I had the opportunity to work for a week in Windhoek last July, which was really excellent. But because it was for work, there was little time to do something else, such as walking around, meeting new people etc. Nights are falling too early in winter for outdoor sketches and Windhoek is not a very busy place. It actually seemed rather quiet, the type of stillness of a small city... the light joie de vivre of a German town in the middle of the desert.
And the feeling is enhanced with poetic street names such as LudwigvonBeethovenStrasse, buildings carved with the true art of bavarian architecture, a sense of order and decent beer. Namibian Breweries are trying hard to match Belgian brews, and it is appreciable.
I did manage a day to walk around and do some sketching of the place. The capital seems to have grown a lot over the past decade, there are new malls, big towers, shops... Lost in the middle of the concrete newbies the old city still stands, a bit like Lilli Marlene surrounded by Star Academy contenders.
It feels absolutely odd.

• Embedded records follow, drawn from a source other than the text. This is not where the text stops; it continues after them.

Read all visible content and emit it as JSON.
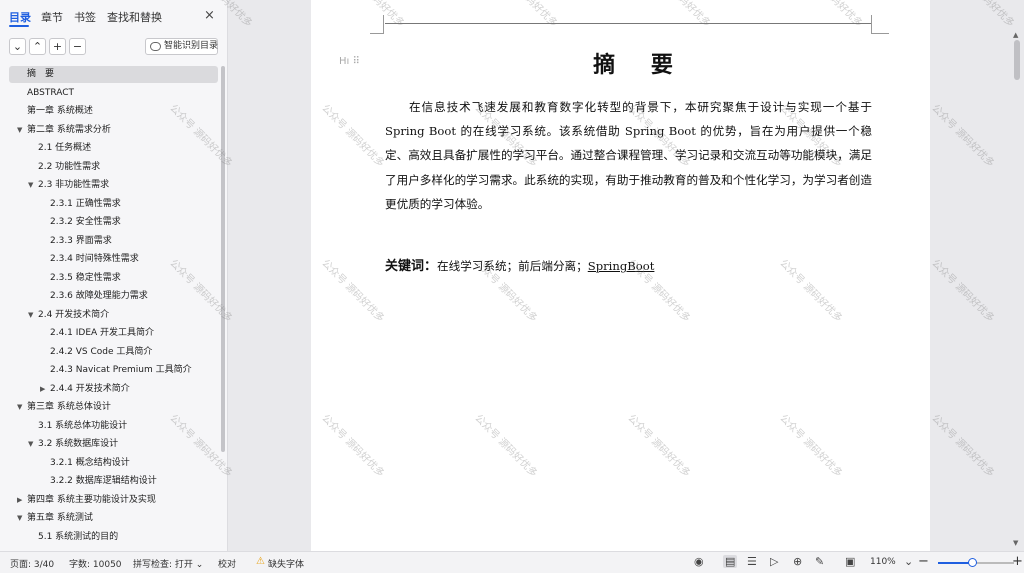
{
  "nav": {
    "tabs": [
      "目录",
      "章节",
      "书签",
      "查找和替换"
    ],
    "close_icon": "×",
    "toolbar": {
      "collapse": "⌄",
      "expand": "⌃",
      "add": "+",
      "remove": "−",
      "smart_label": "智能识别目录"
    },
    "toc": [
      {
        "label": "摘　要",
        "selected": true
      },
      {
        "label": "ABSTRACT"
      },
      {
        "label": "第一章  系统概述"
      },
      {
        "label": "第二章  系统需求分析",
        "arrow": "▼"
      },
      {
        "label": "2.1  任务概述"
      },
      {
        "label": "2.2  功能性需求"
      },
      {
        "label": "2.3  非功能性需求",
        "arrow": "▼"
      },
      {
        "label": "2.3.1 正确性需求"
      },
      {
        "label": "2.3.2 安全性需求"
      },
      {
        "label": "2.3.3 界面需求"
      },
      {
        "label": "2.3.4 时间特殊性需求"
      },
      {
        "label": "2.3.5 稳定性需求"
      },
      {
        "label": "2.3.6 故障处理能力需求"
      },
      {
        "label": "2.4  开发技术简介",
        "arrow": "▼"
      },
      {
        "label": "2.4.1 IDEA  开发工具简介"
      },
      {
        "label": "2.4.2 VS Code 工具简介"
      },
      {
        "label": "2.4.3 Navicat Premium 工具简介"
      },
      {
        "label": "2.4.4  开发技术简介",
        "arrow": "▶"
      },
      {
        "label": "第三章  系统总体设计",
        "arrow": "▼"
      },
      {
        "label": "3.1  系统总体功能设计"
      },
      {
        "label": "3.2  系统数据库设计",
        "arrow": "▼"
      },
      {
        "label": "3.2.1  概念结构设计"
      },
      {
        "label": "3.2.2  数据库逻辑结构设计"
      },
      {
        "label": "第四章  系统主要功能设计及实现",
        "arrow": "▶"
      },
      {
        "label": "第五章  系统测试",
        "arrow": "▼"
      },
      {
        "label": "5.1  系统测试的目的"
      }
    ]
  },
  "document": {
    "heading_handle": "Hı ⠿",
    "title": "摘 要",
    "abstract": "在信息技术飞速发展和教育数字化转型的背景下，本研究聚焦于设计与实现一个基于Spring Boot 的在线学习系统。该系统借助 Spring Boot 的优势，旨在为用户提供一个稳定、高效且具备扩展性的学习平台。通过整合课程管理、学习记录和交流互动等功能模块，满足了用户多样化的学习需求。此系统的实现，有助于推动教育的普及和个性化学习，为学习者创造更优质的学习体验。",
    "keywords_label": "关键词：",
    "keywords_text": "在线学习系统；前后端分离；",
    "keywords_last": "SpringBoot",
    "watermark": "公众号 源码好优多"
  },
  "status": {
    "page": "页面: 3/40",
    "words": "字数: 10050",
    "spell": "拼写检查: 打开 ⌄",
    "proof": "校对",
    "missing_font": "缺失字体",
    "zoom": "110%",
    "zoom_level": 0.45
  }
}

This church (Christuskirche) is a landmark of the capital, and is surrounded by many old buildings, including the museum, old fort (here under). The church has been build and shipped in parts to Namibia, back in the days. There was a wedding happening .
This fort stands were the German troops held camp (Alte Feste Fort). The Fort is now hosting the national museum, interesting to understand the liberation struggles, the fights of the Herero against the Germans, the organization of the firsts concentration camps (Shark Island...) between 1904 and 1907, the struggle that led Namibia to become the last country to take its independence in Southern Africa.
Thank God, all these old buildings collecting dust and acting as a reminder of the colonisation are now dwarved by a brand new piece of wonder, a type of shiny barrel-looking building.
It not of everyone's taste, I can understand the need to mark the place and, as a symbol, to show that the German colonial presence is something from the past, but I do question the artistic- pertinence of the golden barrel standing between the church and the fort.
I went once or twice to the cardboard box backpakkers for a couple of drinks.(http://www.cardboardbox.com.na/cardboardbox.html) My hotel was just next door but had no bar. I also sometime prefer to talk with travellers on a shoestring who have 10.000 tips and stories to tell, including one involving a bus driver who - going off the bus to pay his road-fee, came face to face with a smiling lion and ran back to his seat faster than Ussain Bolt.
It is pleasant to hear stories and not having to discuss the foreseen consequences of the economical crisis on the pecan-nut market and the compared competitiveness of a Namibian prawn fishermen compared to Mozambican one.
I also went to a groovy spot in town, but I have no ways of remembering its name. The music was great, and good company as well. It was on the left side of town. good spot, I recommend it.